Just two years from now, on Monday, August 21, 2017, the Moon’s shadow will sweep across the United States at a speed of over 2,000 km/hr. The Great American Eclipse of 2017 will generate a frenzy of activity. [TM074: search for “thatsmaths” at irishtimes.com ].
Posts Tagged 'Time measurement'
Tags: Astronomy, Time measurement
Tags: Recreational Maths, Time measurement
Suppose a circle is divided by two radii and the two arcs a and b are in the golden ratio:
b / a = ( a + b ) / b = φ ≈ 1.618
Then the smaller angle formed by the radii is called the golden angle. It is equal to about 137.5° or 2.4 radians. We will denote the golden angle by γ. Its exact value, as a fraction of a complete circle, is ( 3 – √5 ) / 2 ≈ 0.382 cycles.
Tags: Astronomy, History, Time measurement
The consequences of the Earth’s changing climate may be very grave. It is essential to understand past climate change so that we can anticipate future changes. This week, That’s Maths in The Irish Times ( TM047 ) is about the chronology of the Middle East. Surprisingly, this has important implications for our understanding of climate change.
Tags: Archimedes, Mechanics, Time measurement
The article in this week’s That’s Maths column in the Irish Times ( TM033 ) is about the Antikythera Mechanism, which might be called the First Computer.
Two storms, separated by 2000 years, resulted in the loss and the recovery of one of the most amazing mechanical devices made in the ancient world. The first storm, around 65 BC, wrecked a Roman vessel bringing home loot from Asia Minor. The ship went down near the island of Antikythera, between the Greek mainland and Crete. Continue reading ‘The Antikythera Mechanism’
Tags: Spherical Trigonometry, Time measurement

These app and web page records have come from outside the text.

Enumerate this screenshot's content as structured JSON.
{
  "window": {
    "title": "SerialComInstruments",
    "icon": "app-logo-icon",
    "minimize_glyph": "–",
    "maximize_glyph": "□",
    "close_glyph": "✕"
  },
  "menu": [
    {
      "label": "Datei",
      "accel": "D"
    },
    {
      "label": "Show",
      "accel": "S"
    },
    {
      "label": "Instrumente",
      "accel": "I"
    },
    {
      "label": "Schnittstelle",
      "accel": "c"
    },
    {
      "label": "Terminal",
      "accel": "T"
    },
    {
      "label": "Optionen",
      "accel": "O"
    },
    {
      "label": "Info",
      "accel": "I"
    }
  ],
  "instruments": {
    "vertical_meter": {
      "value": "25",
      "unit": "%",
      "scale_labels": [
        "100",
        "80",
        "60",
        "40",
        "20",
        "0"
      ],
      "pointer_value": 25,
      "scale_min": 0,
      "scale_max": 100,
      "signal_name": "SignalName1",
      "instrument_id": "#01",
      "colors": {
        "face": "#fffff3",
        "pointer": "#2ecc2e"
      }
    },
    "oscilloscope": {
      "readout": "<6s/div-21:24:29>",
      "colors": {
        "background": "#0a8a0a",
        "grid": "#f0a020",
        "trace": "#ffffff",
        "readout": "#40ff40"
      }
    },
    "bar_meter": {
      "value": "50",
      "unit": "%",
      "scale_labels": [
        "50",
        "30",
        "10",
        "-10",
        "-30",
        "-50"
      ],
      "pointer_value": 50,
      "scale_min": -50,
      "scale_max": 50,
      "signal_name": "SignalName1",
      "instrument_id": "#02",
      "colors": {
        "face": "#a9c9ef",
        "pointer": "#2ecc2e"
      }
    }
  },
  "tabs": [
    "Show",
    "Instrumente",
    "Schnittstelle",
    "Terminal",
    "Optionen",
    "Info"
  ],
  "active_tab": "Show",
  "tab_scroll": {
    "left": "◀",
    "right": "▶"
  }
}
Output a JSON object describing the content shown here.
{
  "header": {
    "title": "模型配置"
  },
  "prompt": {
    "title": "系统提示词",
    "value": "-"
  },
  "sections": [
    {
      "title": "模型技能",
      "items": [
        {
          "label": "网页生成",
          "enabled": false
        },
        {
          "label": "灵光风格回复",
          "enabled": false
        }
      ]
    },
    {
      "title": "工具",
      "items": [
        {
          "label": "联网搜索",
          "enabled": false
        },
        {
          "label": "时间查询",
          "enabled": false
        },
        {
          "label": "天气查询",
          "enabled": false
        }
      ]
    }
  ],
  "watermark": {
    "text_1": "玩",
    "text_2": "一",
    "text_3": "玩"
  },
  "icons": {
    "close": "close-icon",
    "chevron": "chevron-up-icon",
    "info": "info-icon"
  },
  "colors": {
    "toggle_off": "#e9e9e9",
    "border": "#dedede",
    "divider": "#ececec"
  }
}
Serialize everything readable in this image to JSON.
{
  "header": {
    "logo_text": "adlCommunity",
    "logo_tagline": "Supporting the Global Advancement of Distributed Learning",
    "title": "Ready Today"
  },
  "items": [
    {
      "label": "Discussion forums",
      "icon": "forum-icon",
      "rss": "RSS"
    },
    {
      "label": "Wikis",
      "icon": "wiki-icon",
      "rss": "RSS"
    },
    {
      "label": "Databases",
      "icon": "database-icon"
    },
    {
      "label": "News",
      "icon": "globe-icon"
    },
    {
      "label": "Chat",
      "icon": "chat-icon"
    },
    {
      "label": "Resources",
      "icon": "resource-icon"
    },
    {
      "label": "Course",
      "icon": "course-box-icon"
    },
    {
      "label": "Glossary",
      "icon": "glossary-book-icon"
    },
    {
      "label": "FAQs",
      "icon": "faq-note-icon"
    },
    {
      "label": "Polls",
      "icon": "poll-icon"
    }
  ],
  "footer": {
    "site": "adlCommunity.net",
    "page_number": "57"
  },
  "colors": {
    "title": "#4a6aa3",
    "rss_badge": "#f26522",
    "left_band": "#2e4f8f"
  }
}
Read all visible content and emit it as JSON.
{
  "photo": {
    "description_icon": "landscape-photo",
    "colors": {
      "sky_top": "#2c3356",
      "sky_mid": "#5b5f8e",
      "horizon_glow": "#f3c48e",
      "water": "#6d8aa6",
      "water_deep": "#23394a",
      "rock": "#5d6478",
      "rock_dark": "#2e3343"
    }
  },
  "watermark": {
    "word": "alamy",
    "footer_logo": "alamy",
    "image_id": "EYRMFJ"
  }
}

This week’s That’s Maths article, TM003, describes the analemmatic sundial on the East Pier in Dun Laoghaire.
An article in Plus Magazine, by Chris Sangwin and Chris Budd, gives a description of the theory of these sundials and instructions on how to build one.
A script to design an analemmatic sundial, written by Alexander R. Pruss, is available here. To run it, just enter the width of the sundial, the latitude and longitude, and the timezone. The script will generate all the required dimensions.
Here is a technical article, The Equation of Time and the Analemma (PDF), submitted to the Bulletin of the Irish Mathematical Society.